BEGIN Provided data

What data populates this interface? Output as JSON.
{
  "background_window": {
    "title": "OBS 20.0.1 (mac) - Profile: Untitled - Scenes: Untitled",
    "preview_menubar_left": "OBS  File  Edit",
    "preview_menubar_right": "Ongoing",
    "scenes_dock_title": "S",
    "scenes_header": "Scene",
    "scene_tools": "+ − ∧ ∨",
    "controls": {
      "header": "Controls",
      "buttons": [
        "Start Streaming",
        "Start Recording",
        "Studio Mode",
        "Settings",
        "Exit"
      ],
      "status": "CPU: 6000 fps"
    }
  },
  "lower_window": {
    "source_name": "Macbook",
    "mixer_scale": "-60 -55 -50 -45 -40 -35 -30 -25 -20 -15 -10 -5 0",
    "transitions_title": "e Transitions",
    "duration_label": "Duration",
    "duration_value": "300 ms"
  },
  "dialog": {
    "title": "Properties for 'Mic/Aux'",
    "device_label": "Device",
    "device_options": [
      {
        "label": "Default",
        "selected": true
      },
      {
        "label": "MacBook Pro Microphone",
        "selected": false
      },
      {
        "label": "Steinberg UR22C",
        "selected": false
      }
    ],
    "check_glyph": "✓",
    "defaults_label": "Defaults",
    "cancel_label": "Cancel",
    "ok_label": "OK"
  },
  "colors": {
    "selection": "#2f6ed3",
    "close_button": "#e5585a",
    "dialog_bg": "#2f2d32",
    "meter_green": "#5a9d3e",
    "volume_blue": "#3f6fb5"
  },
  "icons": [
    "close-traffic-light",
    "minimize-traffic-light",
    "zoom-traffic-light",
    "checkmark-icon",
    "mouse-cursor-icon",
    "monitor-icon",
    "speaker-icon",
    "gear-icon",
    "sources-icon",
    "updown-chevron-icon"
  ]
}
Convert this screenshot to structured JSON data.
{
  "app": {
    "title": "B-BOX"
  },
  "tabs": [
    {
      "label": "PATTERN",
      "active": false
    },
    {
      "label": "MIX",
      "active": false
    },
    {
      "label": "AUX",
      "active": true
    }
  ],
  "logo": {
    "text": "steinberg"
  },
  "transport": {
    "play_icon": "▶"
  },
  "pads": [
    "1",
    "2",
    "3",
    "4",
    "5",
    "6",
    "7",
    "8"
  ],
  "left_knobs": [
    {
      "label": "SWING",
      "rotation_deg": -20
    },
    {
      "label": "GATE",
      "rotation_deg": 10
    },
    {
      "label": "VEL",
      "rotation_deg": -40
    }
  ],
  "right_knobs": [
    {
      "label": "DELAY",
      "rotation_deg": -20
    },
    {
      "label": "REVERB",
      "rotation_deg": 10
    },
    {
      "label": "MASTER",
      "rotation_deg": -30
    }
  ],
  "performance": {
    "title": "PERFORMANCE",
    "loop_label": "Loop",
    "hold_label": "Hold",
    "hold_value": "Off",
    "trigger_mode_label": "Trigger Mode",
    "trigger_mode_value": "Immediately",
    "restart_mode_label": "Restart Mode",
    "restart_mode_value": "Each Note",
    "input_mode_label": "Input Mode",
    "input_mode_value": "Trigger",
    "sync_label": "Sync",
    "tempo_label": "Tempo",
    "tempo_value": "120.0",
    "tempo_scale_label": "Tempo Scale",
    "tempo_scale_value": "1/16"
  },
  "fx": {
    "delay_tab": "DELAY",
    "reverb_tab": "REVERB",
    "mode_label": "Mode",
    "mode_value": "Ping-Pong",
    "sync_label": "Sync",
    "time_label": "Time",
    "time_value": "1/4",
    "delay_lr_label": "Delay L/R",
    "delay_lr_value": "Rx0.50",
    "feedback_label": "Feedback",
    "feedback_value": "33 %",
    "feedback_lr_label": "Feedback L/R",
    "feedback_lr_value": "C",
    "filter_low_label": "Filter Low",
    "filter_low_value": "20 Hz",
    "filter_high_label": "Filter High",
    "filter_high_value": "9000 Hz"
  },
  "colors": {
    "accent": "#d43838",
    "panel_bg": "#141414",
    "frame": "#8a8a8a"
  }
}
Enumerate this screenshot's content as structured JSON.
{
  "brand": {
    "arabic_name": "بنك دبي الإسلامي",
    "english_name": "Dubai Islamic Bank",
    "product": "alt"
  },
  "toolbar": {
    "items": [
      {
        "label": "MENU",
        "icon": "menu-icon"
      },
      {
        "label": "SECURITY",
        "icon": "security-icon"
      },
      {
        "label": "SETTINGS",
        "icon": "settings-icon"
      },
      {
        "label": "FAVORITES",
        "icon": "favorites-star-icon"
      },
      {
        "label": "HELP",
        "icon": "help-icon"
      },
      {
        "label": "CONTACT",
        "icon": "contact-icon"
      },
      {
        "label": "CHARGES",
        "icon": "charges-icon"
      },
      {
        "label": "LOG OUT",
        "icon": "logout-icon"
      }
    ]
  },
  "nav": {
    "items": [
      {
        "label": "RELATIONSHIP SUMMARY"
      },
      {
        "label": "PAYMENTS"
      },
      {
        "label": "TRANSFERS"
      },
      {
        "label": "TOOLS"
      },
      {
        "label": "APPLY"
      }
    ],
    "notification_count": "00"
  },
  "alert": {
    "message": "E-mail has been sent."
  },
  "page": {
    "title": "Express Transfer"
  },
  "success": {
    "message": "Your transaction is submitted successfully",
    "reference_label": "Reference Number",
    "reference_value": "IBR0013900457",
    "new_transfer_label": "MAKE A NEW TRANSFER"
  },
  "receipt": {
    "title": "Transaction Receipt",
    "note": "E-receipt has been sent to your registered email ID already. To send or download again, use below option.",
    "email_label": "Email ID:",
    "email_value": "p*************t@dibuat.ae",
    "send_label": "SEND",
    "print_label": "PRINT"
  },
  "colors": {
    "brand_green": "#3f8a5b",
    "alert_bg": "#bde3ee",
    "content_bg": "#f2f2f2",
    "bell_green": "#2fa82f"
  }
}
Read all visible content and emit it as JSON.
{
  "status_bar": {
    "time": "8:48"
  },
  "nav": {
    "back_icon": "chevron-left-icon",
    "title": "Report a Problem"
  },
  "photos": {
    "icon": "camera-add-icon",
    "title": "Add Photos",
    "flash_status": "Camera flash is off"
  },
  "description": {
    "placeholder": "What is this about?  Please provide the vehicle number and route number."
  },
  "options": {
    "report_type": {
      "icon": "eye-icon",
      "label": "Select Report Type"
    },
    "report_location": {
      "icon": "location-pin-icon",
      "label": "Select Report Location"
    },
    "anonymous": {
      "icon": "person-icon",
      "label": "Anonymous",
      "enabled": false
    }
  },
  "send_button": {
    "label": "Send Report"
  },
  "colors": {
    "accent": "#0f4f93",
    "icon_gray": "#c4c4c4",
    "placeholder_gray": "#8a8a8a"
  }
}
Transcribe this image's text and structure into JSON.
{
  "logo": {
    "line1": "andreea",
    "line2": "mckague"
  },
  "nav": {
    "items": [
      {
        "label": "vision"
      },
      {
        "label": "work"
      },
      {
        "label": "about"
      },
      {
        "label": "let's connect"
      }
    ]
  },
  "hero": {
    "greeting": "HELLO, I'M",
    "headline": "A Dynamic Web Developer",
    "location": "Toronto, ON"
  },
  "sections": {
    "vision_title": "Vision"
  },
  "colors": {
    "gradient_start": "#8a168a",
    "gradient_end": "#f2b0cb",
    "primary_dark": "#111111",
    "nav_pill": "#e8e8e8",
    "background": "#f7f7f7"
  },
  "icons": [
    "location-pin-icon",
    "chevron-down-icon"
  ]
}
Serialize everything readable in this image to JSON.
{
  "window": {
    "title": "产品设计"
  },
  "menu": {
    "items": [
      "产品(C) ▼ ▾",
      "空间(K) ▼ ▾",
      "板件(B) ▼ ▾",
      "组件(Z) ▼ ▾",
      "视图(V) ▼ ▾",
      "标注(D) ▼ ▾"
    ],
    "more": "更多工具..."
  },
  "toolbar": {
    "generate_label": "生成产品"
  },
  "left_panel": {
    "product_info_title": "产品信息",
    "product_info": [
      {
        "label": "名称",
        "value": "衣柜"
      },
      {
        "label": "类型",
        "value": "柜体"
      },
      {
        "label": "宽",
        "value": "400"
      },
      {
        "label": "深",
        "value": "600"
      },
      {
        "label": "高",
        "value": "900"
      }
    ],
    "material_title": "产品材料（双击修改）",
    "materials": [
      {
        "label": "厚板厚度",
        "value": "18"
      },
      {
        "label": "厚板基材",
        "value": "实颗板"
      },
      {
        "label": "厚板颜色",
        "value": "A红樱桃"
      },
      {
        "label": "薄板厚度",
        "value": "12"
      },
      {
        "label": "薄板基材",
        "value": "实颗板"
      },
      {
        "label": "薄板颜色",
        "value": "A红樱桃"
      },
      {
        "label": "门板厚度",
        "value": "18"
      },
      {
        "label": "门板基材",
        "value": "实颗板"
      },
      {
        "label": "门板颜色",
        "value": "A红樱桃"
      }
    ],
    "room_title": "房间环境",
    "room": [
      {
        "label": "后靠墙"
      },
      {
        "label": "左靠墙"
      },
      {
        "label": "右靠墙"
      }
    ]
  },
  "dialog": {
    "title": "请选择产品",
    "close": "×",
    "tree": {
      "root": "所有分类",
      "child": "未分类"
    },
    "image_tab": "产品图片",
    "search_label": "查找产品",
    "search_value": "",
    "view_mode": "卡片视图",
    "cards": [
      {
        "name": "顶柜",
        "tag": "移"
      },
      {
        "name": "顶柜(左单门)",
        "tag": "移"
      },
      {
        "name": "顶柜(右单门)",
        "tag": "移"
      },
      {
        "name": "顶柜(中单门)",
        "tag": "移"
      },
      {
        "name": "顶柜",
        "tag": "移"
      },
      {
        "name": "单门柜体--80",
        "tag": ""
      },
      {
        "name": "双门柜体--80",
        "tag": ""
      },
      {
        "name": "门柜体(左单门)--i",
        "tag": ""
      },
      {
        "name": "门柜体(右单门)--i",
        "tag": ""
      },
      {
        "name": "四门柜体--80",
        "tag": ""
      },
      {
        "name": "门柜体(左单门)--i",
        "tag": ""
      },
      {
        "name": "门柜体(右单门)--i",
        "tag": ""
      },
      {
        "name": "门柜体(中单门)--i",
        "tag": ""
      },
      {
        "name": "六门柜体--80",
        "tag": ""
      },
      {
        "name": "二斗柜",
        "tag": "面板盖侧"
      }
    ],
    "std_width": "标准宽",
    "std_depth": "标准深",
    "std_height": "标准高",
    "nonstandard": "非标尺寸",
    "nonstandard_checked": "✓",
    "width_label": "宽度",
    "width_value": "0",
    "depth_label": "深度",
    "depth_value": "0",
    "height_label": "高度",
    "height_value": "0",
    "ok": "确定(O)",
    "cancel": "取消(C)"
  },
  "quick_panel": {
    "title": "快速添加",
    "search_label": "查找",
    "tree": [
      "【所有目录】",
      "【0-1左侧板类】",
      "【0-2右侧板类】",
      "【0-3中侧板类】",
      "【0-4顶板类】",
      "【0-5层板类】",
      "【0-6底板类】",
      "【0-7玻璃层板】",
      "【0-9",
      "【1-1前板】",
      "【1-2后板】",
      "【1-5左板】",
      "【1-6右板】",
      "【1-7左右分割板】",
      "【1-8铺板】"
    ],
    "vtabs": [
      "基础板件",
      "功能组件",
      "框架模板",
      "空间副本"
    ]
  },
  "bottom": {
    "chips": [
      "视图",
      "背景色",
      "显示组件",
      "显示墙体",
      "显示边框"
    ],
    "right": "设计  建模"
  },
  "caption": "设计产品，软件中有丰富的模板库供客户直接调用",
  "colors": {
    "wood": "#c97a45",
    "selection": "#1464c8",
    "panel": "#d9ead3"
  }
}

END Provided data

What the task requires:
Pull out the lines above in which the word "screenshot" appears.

Final answer:
Convert this screenshot to structured JSON data.
Enumerate this screenshot's content as structured JSON.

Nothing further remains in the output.